- Typographic Note Cards from my cousin Tom's collections at studiotwentysix2
- One of my favorite t-shirts
- PLA's online shop, including the cookery apron
- Make a year-end donation to the Electronic Frontier Foundation, and help fight for freedom
- Help out Cory Doctorow's self-publishing experiment, With a Little Help
- Support a library school student's effort to raise money for his graduation with a Tattooed Librarians of the Pacific Northwest calendar. Other calendars: Librarian: The Original Search Engine and Library due date calendar
- Unshelved's online store - I wear my Library Raid jacket all the time (thanks Tim)
- Assorted book- and librarian-themed items at Etsy, CafePress, Zazzle, BookLoverTshirts.com, GiftsForAGeek.com
- As seen on Swiss Army Librarian: Kate Spade book bags, Seuss Army Knife shirt, Swiss Army Librarian sticker (still available for free!)
- For more tech-oriented ideas, BoingBoing's Holiday Gift Guide has some fun and unusual suggestions
- Update: Barbarian Librarian's Booty Shop - gifts for book people with attitude
- Update 2: More awesomeness from Boing Boing - their Charitable Giving Guide, the 2010 edition, with donation ideas such as Creative Commons, The Internet Archive, and The Gutenberg Project. And don't forget Wikipedia
- Update 3: Librarian Lump of Coal Gift Guide 2010 from 100 Scope Notes - these are great, but my favorite is the squashed rat bookmark
- Update 4: I'm sorry I forgot this one: give someone a gift membership to LibraryThing.com - 1-year or lifetime
And finally, the Washington Post's fiction critic picks special gifts for the book lover (via LISNews):
Tags: book, Books, christmas, gift, gifts, holiday, idea, ideas, librarian, libraries, Library, present, presents
November 11th, 2010 Brian Herzog
No post today in honor of Veterans Day. Read about the history of Veterans Day from the Army and the Department of Veterans Affairs.
December 18th, 2008 Brian Herzog

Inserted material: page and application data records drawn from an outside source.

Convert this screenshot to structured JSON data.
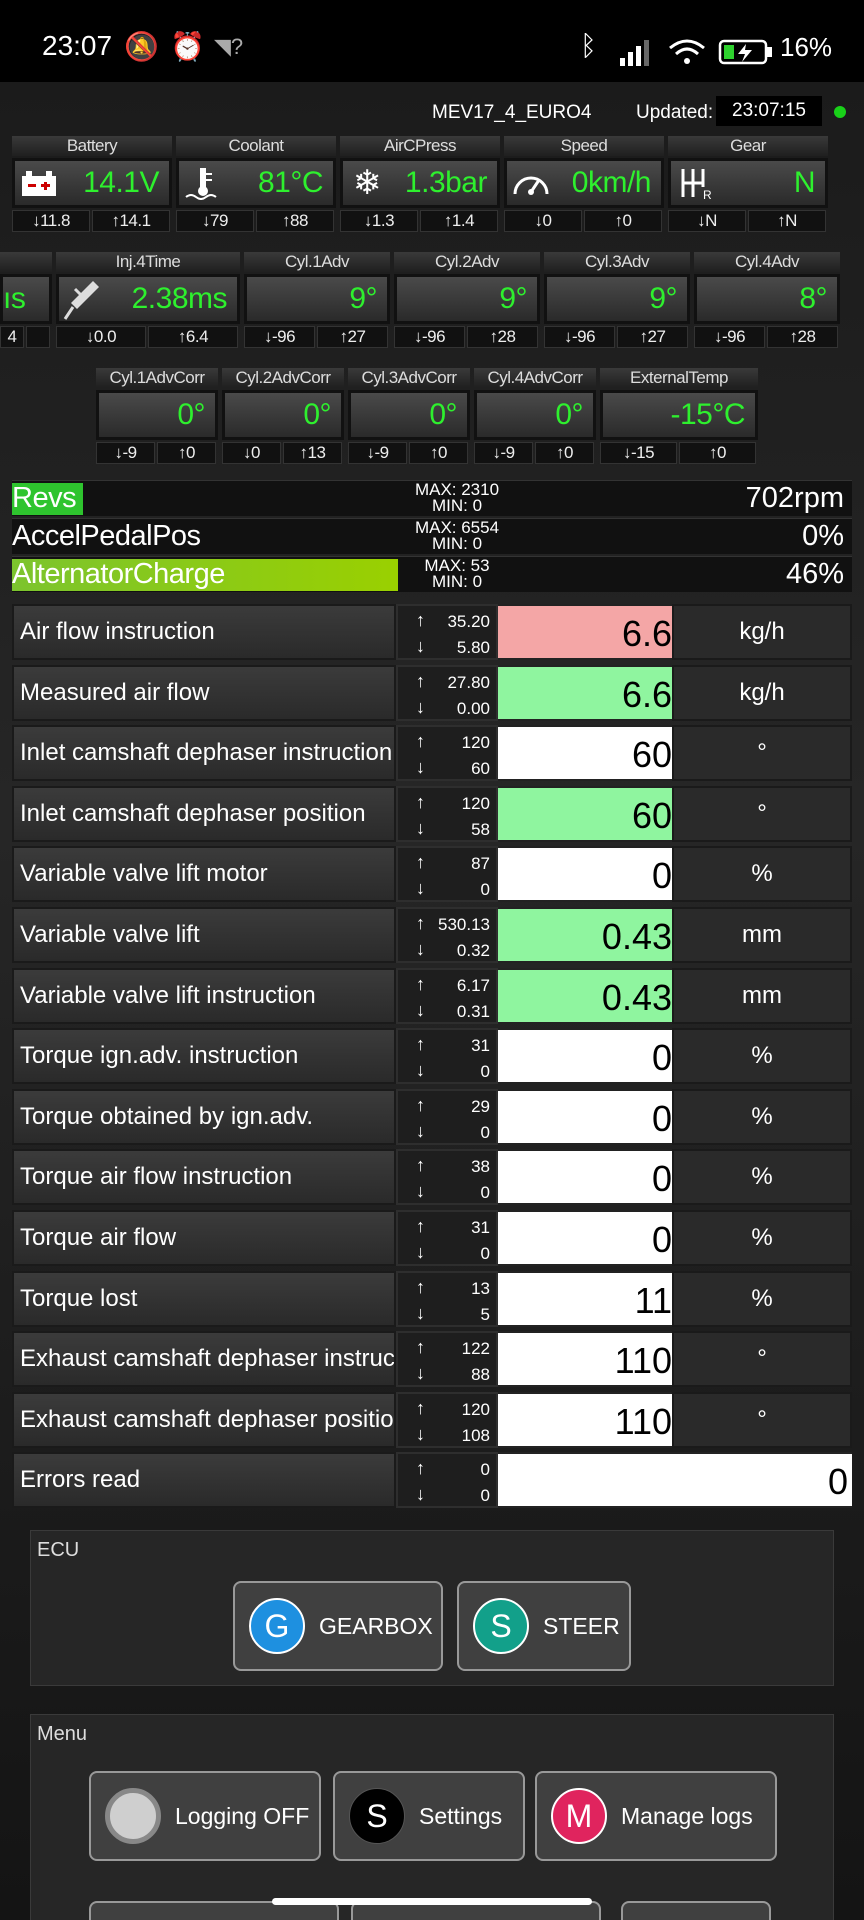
{
  "status_bar": {
    "time": "23:07",
    "battery_percent": "16%",
    "icons": [
      "mute-bell-icon",
      "alarm-icon",
      "wifi-question-icon",
      "bluetooth-icon",
      "signal-icon",
      "wifi-icon",
      "battery-charging-icon"
    ]
  },
  "header": {
    "ecu_name": "MEV17_4_EURO4",
    "updated_label": "Updated:",
    "updated_time": "23:07:15",
    "indicator_color": "#19d119"
  },
  "gauges_row1": [
    {
      "title": "Battery",
      "value": "14.1V",
      "min": "↓11.8",
      "max": "↑14.1",
      "icon": "battery-icon"
    },
    {
      "title": "Coolant",
      "value": "81°C",
      "min": "↓79",
      "max": "↑88",
      "icon": "coolant-temp-icon"
    },
    {
      "title": "AirCPress",
      "value": "1.3bar",
      "min": "↓1.3",
      "max": "↑1.4",
      "icon": "snowflake-icon"
    },
    {
      "title": "Speed",
      "value": "0km/h",
      "min": "↓0",
      "max": "↑0",
      "icon": "speedometer-icon"
    },
    {
      "title": "Gear",
      "value": "N",
      "min": "↓N",
      "max": "↑N",
      "icon": "gear-shift-icon"
    }
  ],
  "gauges_row2": [
    {
      "title": "",
      "value": "ıs",
      "min": "4",
      "max": "",
      "icon": ""
    },
    {
      "title": "Inj.4Time",
      "value": "2.38ms",
      "min": "↓0.0",
      "max": "↑6.4",
      "icon": "injector-icon"
    },
    {
      "title": "Cyl.1Adv",
      "value": "9°",
      "min": "↓-96",
      "max": "↑27",
      "icon": ""
    },
    {
      "title": "Cyl.2Adv",
      "value": "9°",
      "min": "↓-96",
      "max": "↑28",
      "icon": ""
    },
    {
      "title": "Cyl.3Adv",
      "value": "9°",
      "min": "↓-96",
      "max": "↑27",
      "icon": ""
    },
    {
      "title": "Cyl.4Adv",
      "value": "8°",
      "min": "↓-96",
      "max": "↑28",
      "icon": ""
    }
  ],
  "gauges_row3": [
    {
      "title": "Cyl.1AdvCorr",
      "value": "0°",
      "min": "↓-9",
      "max": "↑0"
    },
    {
      "title": "Cyl.2AdvCorr",
      "value": "0°",
      "min": "↓0",
      "max": "↑13"
    },
    {
      "title": "Cyl.3AdvCorr",
      "value": "0°",
      "min": "↓-9",
      "max": "↑0"
    },
    {
      "title": "Cyl.4AdvCorr",
      "value": "0°",
      "min": "↓-9",
      "max": "↑0"
    },
    {
      "title": "ExternalTemp",
      "value": "-15°C",
      "min": "↓-15",
      "max": "↑0"
    }
  ],
  "bars": [
    {
      "name": "Revs",
      "max": "MAX: 2310",
      "min": "MIN: 0",
      "value": "702rpm",
      "fill_fraction": 0.084,
      "fill_color": "#2ec42e"
    },
    {
      "name": "AccelPedalPos",
      "max": "MAX: 6554",
      "min": "MIN: 0",
      "value": "0%",
      "fill_fraction": 0,
      "fill_color": "#2ec42e"
    },
    {
      "name": "AlternatorCharge",
      "max": "MAX: 53",
      "min": "MIN: 0",
      "value": "46%",
      "fill_fraction": 0.46,
      "fill_color": "#7cc42e"
    }
  ],
  "rows": [
    {
      "name": "Air flow instruction",
      "max": "35.20",
      "min": "5.80",
      "value": "6.6",
      "unit": "kg/h",
      "bg": "#f4a6a6"
    },
    {
      "name": "Measured air flow",
      "max": "27.80",
      "min": "0.00",
      "value": "6.6",
      "unit": "kg/h",
      "bg": "#8ff59f"
    },
    {
      "name": "Inlet camshaft dephaser instruction",
      "max": "120",
      "min": "60",
      "value": "60",
      "unit": "°",
      "bg": "#ffffff"
    },
    {
      "name": "Inlet camshaft dephaser position",
      "max": "120",
      "min": "58",
      "value": "60",
      "unit": "°",
      "bg": "#8ff59f"
    },
    {
      "name": "Variable valve lift motor",
      "max": "87",
      "min": "0",
      "value": "0",
      "unit": "%",
      "bg": "#ffffff"
    },
    {
      "name": "Variable valve lift",
      "max": "530.13",
      "min": "0.32",
      "value": "0.43",
      "unit": "mm",
      "bg": "#8ff59f"
    },
    {
      "name": "Variable valve lift instruction",
      "max": "6.17",
      "min": "0.31",
      "value": "0.43",
      "unit": "mm",
      "bg": "#8ff59f"
    },
    {
      "name": "Torque ign.adv. instruction",
      "max": "31",
      "min": "0",
      "value": "0",
      "unit": "%",
      "bg": "#ffffff"
    },
    {
      "name": "Torque obtained by ign.adv.",
      "max": "29",
      "min": "0",
      "value": "0",
      "unit": "%",
      "bg": "#ffffff"
    },
    {
      "name": "Torque air flow instruction",
      "max": "38",
      "min": "0",
      "value": "0",
      "unit": "%",
      "bg": "#ffffff"
    },
    {
      "name": "Torque air flow",
      "max": "31",
      "min": "0",
      "value": "0",
      "unit": "%",
      "bg": "#ffffff"
    },
    {
      "name": "Torque lost",
      "max": "13",
      "min": "5",
      "value": "11",
      "unit": "%",
      "bg": "#ffffff"
    },
    {
      "name": "Exhaust camshaft dephaser instruction",
      "max": "122",
      "min": "88",
      "value": "110",
      "unit": "°",
      "bg": "#ffffff"
    },
    {
      "name": "Exhaust camshaft dephaser position",
      "max": "120",
      "min": "108",
      "value": "110",
      "unit": "°",
      "bg": "#ffffff"
    },
    {
      "name": "Errors read",
      "max": "0",
      "min": "0",
      "value": "0",
      "unit": "",
      "bg": "#ffffff"
    }
  ],
  "ecu_box": {
    "title": "ECU",
    "buttons": [
      {
        "letter": "G",
        "label": "GEARBOX",
        "color": "#1e90e0"
      },
      {
        "letter": "S",
        "label": "STEER",
        "color": "#12a08a"
      }
    ]
  },
  "menu_box": {
    "title": "Menu",
    "buttons": [
      {
        "letter": "",
        "label": "Logging OFF",
        "color": "#cfcfcf"
      },
      {
        "letter": "S",
        "label": "Settings",
        "color": "#000000"
      },
      {
        "letter": "M",
        "label": "Manage logs",
        "color": "#e0245e"
      }
    ]
  },
  "arrows": {
    "up": "↑",
    "down": "↓"
  }
}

In addition to this blog, I also write a weekly post for my library's blog. I don't feel like I'm spreading myself too thin, but sometimes I have to wonder if there is any connection between my online and real-life activities.
Last week's post for the library was a Holiday Book Guide. It contained a list of kids books suggested by our Youth Services Librarians, and also links to other websites with end-of-the-year book recommendations. The list of other websites is short, but I tried to find a good mix. However, apparently, I wasn't reading them very closely.
A couple days ago, I was going through a cart of new books with a coworker. He held up three books and said "hey, I saw all of these on that Boing Boing list of books." It was then that I realized that, although I had read all of the lists I linked to, apparently I had retained nothing because none of the books he was holding looked familiar.
This must have been a case of me working faster than I was thinking, trying to get a useful blog post up by the (self-imposed) deadline. But it's also a reminder that websites aren't just something to link to as information for other people - I need to read them, too.
I guess I need to remember to stop and smell the roses - or in this case, stop and read the blogs.
Tags: blog, blogs, Books, guide, holiday, libraries, Library, post, posting, public, reading